■ **What you have to do**:
The data that follows is to be copied exactly, with each image removed.

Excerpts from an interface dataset

"""

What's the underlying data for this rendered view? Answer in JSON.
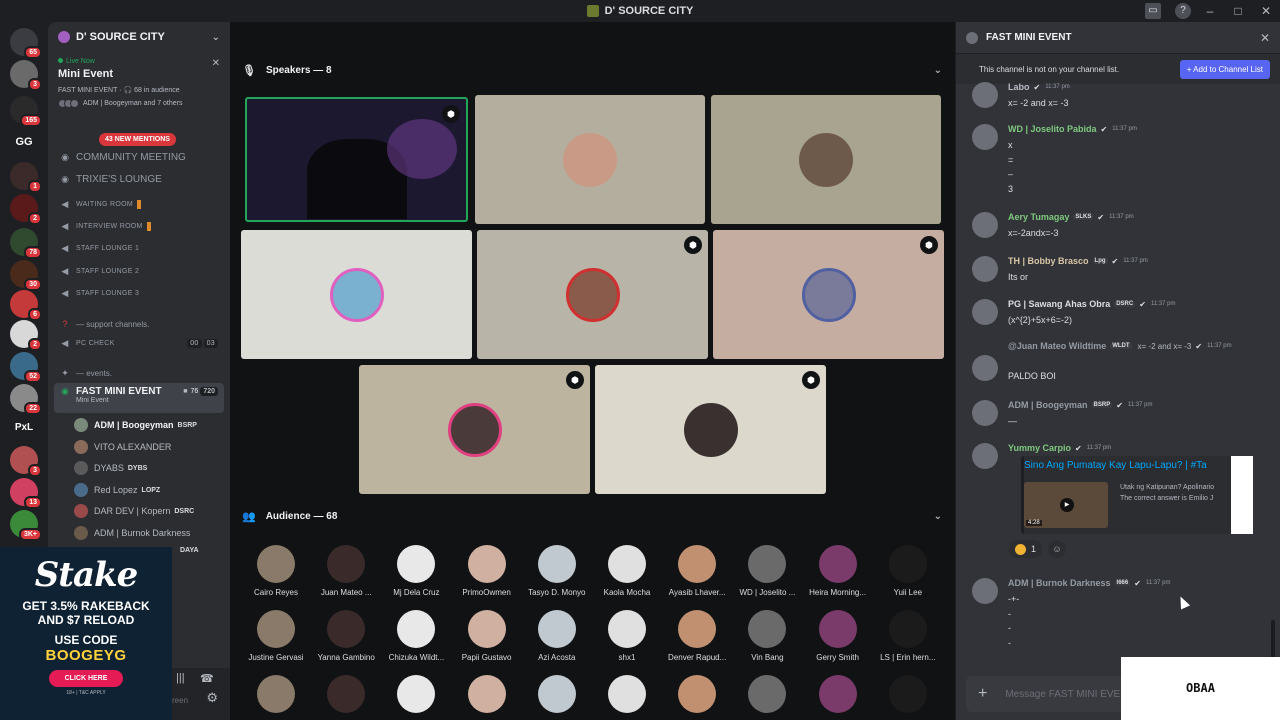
{
  "window": {
    "title": "D' SOURCE CITY"
  },
  "rail": {
    "badges": [
      "65",
      "3",
      "165",
      "",
      "1",
      "2",
      "78",
      "30",
      "6",
      "2",
      "52",
      "22",
      "",
      "3",
      "13",
      "3K+"
    ],
    "text_servers": [
      "GG",
      "PxL"
    ]
  },
  "sidebar": {
    "guild_name": "D' SOURCE CITY",
    "live": {
      "status": "Live Now",
      "title": "Mini Event",
      "sub": "FAST MINI EVENT · 🎧 68 in audience",
      "hosts": "ADM | Boogeyman and 7 others"
    },
    "mentions": "43 NEW MENTIONS",
    "channels": [
      {
        "label": "COMMUNITY MEETING"
      },
      {
        "label": "TRIXIE'S LOUNGE"
      },
      {
        "label": "WAITING ROOM"
      },
      {
        "label": "INTERVIEW ROOM"
      },
      {
        "label": "STAFF LOUNGE 1"
      },
      {
        "label": "STAFF LOUNGE 2"
      },
      {
        "label": "STAFF LOUNGE 3"
      }
    ],
    "category_support": "— support channels.",
    "pc_check": {
      "label": "PC CHECK",
      "count_a": "00",
      "count_b": "03"
    },
    "category_events": "— events.",
    "active_channel": {
      "label": "FAST MINI EVENT",
      "sub": "Mini Event",
      "count_a": "76",
      "count_b": "720"
    },
    "members": [
      {
        "name": "ADM | Boogeyman",
        "tag": "BSRP"
      },
      {
        "name": "VITO ALEXANDER",
        "tag": ""
      },
      {
        "name": "DYABS",
        "tag": "DYBS"
      },
      {
        "name": "Red Lopez",
        "tag": "LOPZ"
      },
      {
        "name": "DAR DEV | Kopern",
        "tag": "DSRC"
      },
      {
        "name": "ADM | Burnok Darkness",
        "tag": ""
      },
      {
        "name": "",
        "tag": "DAYA"
      }
    ],
    "user_bar_hint": "reen"
  },
  "ad": {
    "brand": "Stake",
    "line1": "GET 3.5% RAKEBACK",
    "line1b": "AND $7 RELOAD",
    "line2": "USE CODE",
    "code": "BOOGEYG",
    "cta": "CLICK HERE",
    "tc": "18+ | T&C APPLY"
  },
  "stage": {
    "speakers_header": "Speakers — 8",
    "audience_header": "Audience — 68",
    "speaker_colors": [
      "#1b1830",
      "#b4ae9f",
      "#a8a490",
      "#dcdcd6",
      "#b8b5a8",
      "#c6ada2",
      "#bcb49f",
      "#dcd8cb"
    ],
    "audience": [
      {
        "name": "Cairo Reyes"
      },
      {
        "name": "Juan Mateo ..."
      },
      {
        "name": "Mj Dela Cruz"
      },
      {
        "name": "PrimoOwmen"
      },
      {
        "name": "Tasyo D. Monyo"
      },
      {
        "name": "Kaola Mocha"
      },
      {
        "name": "Ayasib Lhaver..."
      },
      {
        "name": "WD | Joselito ..."
      },
      {
        "name": "Heira Morning..."
      },
      {
        "name": "Yuii Lee"
      },
      {
        "name": "Justine Gervasi"
      },
      {
        "name": "Yanna Gambino"
      },
      {
        "name": "Chizuka Wildt..."
      },
      {
        "name": "Papii Gustavo"
      },
      {
        "name": "Azi Acosta"
      },
      {
        "name": "shx1"
      },
      {
        "name": "Denver Rapud..."
      },
      {
        "name": "Vin Bang"
      },
      {
        "name": "Gerry Smith"
      },
      {
        "name": "LS | Erin hern..."
      },
      {
        "name": ""
      },
      {
        "name": ""
      },
      {
        "name": ""
      },
      {
        "name": ""
      },
      {
        "name": ""
      },
      {
        "name": ""
      },
      {
        "name": ""
      },
      {
        "name": ""
      },
      {
        "name": ""
      },
      {
        "name": ""
      }
    ]
  },
  "chat": {
    "title": "FAST MINI EVENT",
    "notice": "This channel is not on your channel list.",
    "add_button": "Add to Channel List",
    "messages": [
      {
        "name": "Labo",
        "badge": "",
        "time": "11:37 pm",
        "body": "x= -2 and x= -3",
        "color": "#b5bac1"
      },
      {
        "name": "WD | Joselito Pabida",
        "badge": "",
        "time": "11:37 pm",
        "body": "x\n=\n–\n3",
        "color": "#7fc97f"
      },
      {
        "name": "Aery Tumagay",
        "badge": "SLKS",
        "time": "11:37 pm",
        "body": "x=-2andx=-3",
        "color": "#7fc97f"
      },
      {
        "name": "TH | Bobby Brasco",
        "badge": "Lpg",
        "time": "11:37 pm",
        "body": "Its or",
        "color": "#d8c6a6"
      },
      {
        "name": "PG | Sawang Ahas Obra",
        "badge": "DSRC",
        "time": "11:37 pm",
        "body": "(x^{2}+5x+6=-2)",
        "color": "#dbdee1"
      },
      {
        "name": "@Juan Mateo Wildtime",
        "badge": "WLDT",
        "time": "11:37 pm",
        "body": "PALDO BOI",
        "reply": "x= -2 and x= -3",
        "color": "#949ba4"
      },
      {
        "name": "ADM | Boogeyman",
        "badge": "BSRP",
        "time": "11:37 pm",
        "body": "—",
        "color": "#949ba4"
      },
      {
        "name": "Yummy Carpio",
        "badge": "",
        "time": "11:37 pm",
        "body": "",
        "color": "#7fc97f"
      },
      {
        "name": "ADM | Burnok Darkness",
        "badge": "I666",
        "time": "11:37 pm",
        "body": "-+-\n-\n-\n-",
        "color": "#949ba4"
      }
    ],
    "embed": {
      "title": "Sino Ang Pumatay Kay Lapu-Lapu? | #Ta",
      "desc1": "Utak ng Katipunan? Apolinario",
      "desc2": "The correct answer is Emilio J",
      "duration": "4:28"
    },
    "reaction_count": "1",
    "composer_placeholder": "Message FAST MINI EVENT"
  },
  "overlay": {
    "obs_text": "OBAA"
  }
}
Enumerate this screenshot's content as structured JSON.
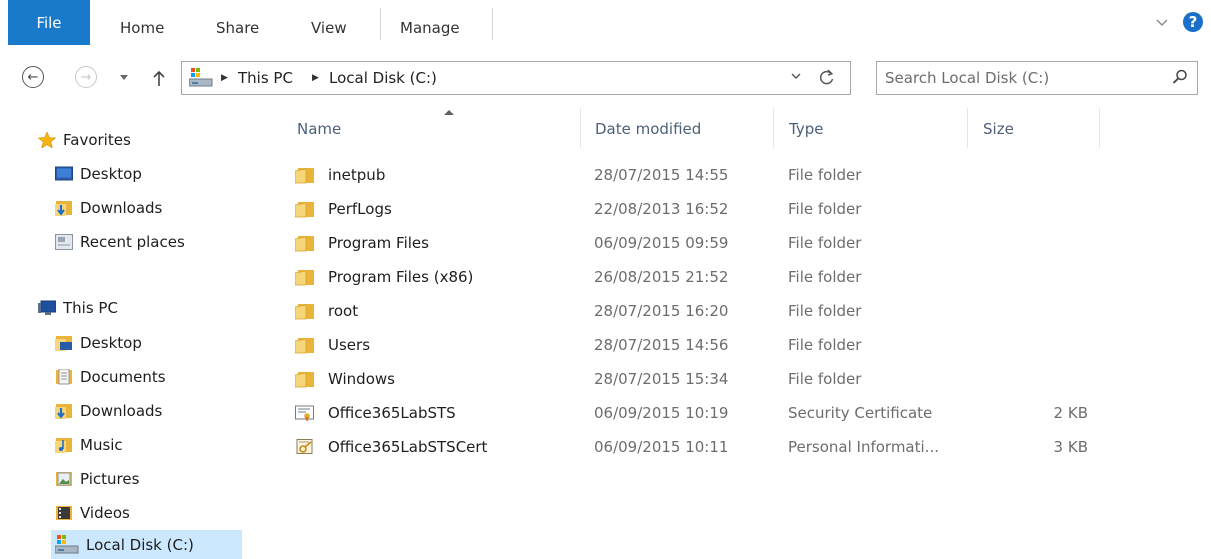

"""

■ **Solution**:
What's the underlying data for this rendered view? Answer in JSON.
{
  "window": {
    "title": "D' SOURCE CITY"
  },
  "rail": {
    "badges": [
      "65",
      "3",
      "165",
      "",
      "1",
      "2",
      "78",
      "30",
      "6",
      "2",
      "52",
      "22",
      "",
      "3",
      "13",
      "3K+"
    ],
    "text_servers": [
      "GG",
      "PxL"
    ]
  },
  "sidebar": {
    "guild_name": "D' SOURCE CITY",
    "live": {
      "status": "Live Now",
      "title": "Mini Event",
      "sub": "FAST MINI EVENT · 🎧 68 in audience",
      "hosts": "ADM | Boogeyman and 7 others"
    },
    "mentions": "43 NEW MENTIONS",
    "channels": [
      {
        "label": "COMMUNITY MEETING"
      },
      {
        "label": "TRIXIE'S LOUNGE"
      },
      {
        "label": "WAITING ROOM"
      },
      {
        "label": "INTERVIEW ROOM"
      },
      {
        "label": "STAFF LOUNGE 1"
      },
      {
        "label": "STAFF LOUNGE 2"
      },
      {
        "label": "STAFF LOUNGE 3"
      }
    ],
    "category_support": "— support channels.",
    "pc_check": {
      "label": "PC CHECK",
      "count_a": "00",
      "count_b": "03"
    },
    "category_events": "— events.",
    "active_channel": {
      "label": "FAST MINI EVENT",
      "sub": "Mini Event",
      "count_a": "76",
      "count_b": "720"
    },
    "members": [
      {
        "name": "ADM | Boogeyman",
        "tag": "BSRP"
      },
      {
        "name": "VITO ALEXANDER",
        "tag": ""
      },
      {
        "name": "DYABS",
        "tag": "DYBS"
      },
      {
        "name": "Red Lopez",
        "tag": "LOPZ"
      },
      {
        "name": "DAR DEV | Kopern",
        "tag": "DSRC"
      },
      {
        "name": "ADM | Burnok Darkness",
        "tag": ""
      },
      {
        "name": "",
        "tag": "DAYA"
      }
    ],
    "user_bar_hint": "reen"
  },
  "ad": {
    "brand": "Stake",
    "line1": "GET 3.5% RAKEBACK",
    "line1b": "AND $7 RELOAD",
    "line2": "USE CODE",
    "code": "BOOGEYG",
    "cta": "CLICK HERE",
    "tc": "18+ | T&C APPLY"
  },
  "stage": {
    "speakers_header": "Speakers — 8",
    "audience_header": "Audience — 68",
    "speaker_colors": [
      "#1b1830",
      "#b4ae9f",
      "#a8a490",
      "#dcdcd6",
      "#b8b5a8",
      "#c6ada2",
      "#bcb49f",
      "#dcd8cb"
    ],
    "audience": [
      {
        "name": "Cairo Reyes"
      },
      {
        "name": "Juan Mateo ..."
      },
      {
        "name": "Mj Dela Cruz"
      },
      {
        "name": "PrimoOwmen"
      },
      {
        "name": "Tasyo D. Monyo"
      },
      {
        "name": "Kaola Mocha"
      },
      {
        "name": "Ayasib Lhaver..."
      },
      {
        "name": "WD | Joselito ..."
      },
      {
        "name": "Heira Morning..."
      },
      {
        "name": "Yuii Lee"
      },
      {
        "name": "Justine Gervasi"
      },
      {
        "name": "Yanna Gambino"
      },
      {
        "name": "Chizuka Wildt..."
      },
      {
        "name": "Papii Gustavo"
      },
      {
        "name": "Azi Acosta"
      },
      {
        "name": "shx1"
      },
      {
        "name": "Denver Rapud..."
      },
      {
        "name": "Vin Bang"
      },
      {
        "name": "Gerry Smith"
      },
      {
        "name": "LS | Erin hern..."
      },
      {
        "name": ""
      },
      {
        "name": ""
      },
      {
        "name": ""
      },
      {
        "name": ""
      },
      {
        "name": ""
      },
      {
        "name": ""
      },
      {
        "name": ""
      },
      {
        "name": ""
      },
      {
        "name": ""
      },
      {
        "name": ""
      }
    ]
  },
  "chat": {
    "title": "FAST MINI EVENT",
    "notice": "This channel is not on your channel list.",
    "add_button": "Add to Channel List",
    "messages": [
      {
        "name": "Labo",
        "badge": "",
        "time": "11:37 pm",
        "body": "x= -2 and x= -3",
        "color": "#b5bac1"
      },
      {
        "name": "WD | Joselito Pabida",
        "badge": "",
        "time": "11:37 pm",
        "body": "x\n=\n–\n3",
        "color": "#7fc97f"
      },
      {
        "name": "Aery Tumagay",
        "badge": "SLKS",
        "time": "11:37 pm",
        "body": "x=-2andx=-3",
        "color": "#7fc97f"
      },
      {
        "name": "TH | Bobby Brasco",
        "badge": "Lpg",
        "time": "11:37 pm",
        "body": "Its or",
        "color": "#d8c6a6"
      },
      {
        "name": "PG | Sawang Ahas Obra",
        "badge": "DSRC",
        "time": "11:37 pm",
        "body": "(x^{2}+5x+6=-2)",
        "color": "#dbdee1"
      },
      {
        "name": "@Juan Mateo Wildtime",
        "badge": "WLDT",
        "time": "11:37 pm",
        "body": "PALDO BOI",
        "reply": "x= -2 and x= -3",
        "color": "#949ba4"
      },
      {
        "name": "ADM | Boogeyman",
        "badge": "BSRP",
        "time": "11:37 pm",
        "body": "—",
        "color": "#949ba4"
      },
      {
        "name": "Yummy Carpio",
        "badge": "",
        "time": "11:37 pm",
        "body": "",
        "color": "#7fc97f"
      },
      {
        "name": "ADM | Burnok Darkness",
        "badge": "I666",
        "time": "11:37 pm",
        "body": "-+-\n-\n-\n-",
        "color": "#949ba4"
      }
    ],
    "embed": {
      "title": "Sino Ang Pumatay Kay Lapu-Lapu? | #Ta",
      "desc1": "Utak ng Katipunan? Apolinario",
      "desc2": "The correct answer is Emilio J",
      "duration": "4:28"
    },
    "reaction_count": "1",
    "composer_placeholder": "Message FAST MINI EVENT"
  },
  "overlay": {
    "obs_text": "OBAA"
  }
}
Enumerate this screenshot's content as structured JSON.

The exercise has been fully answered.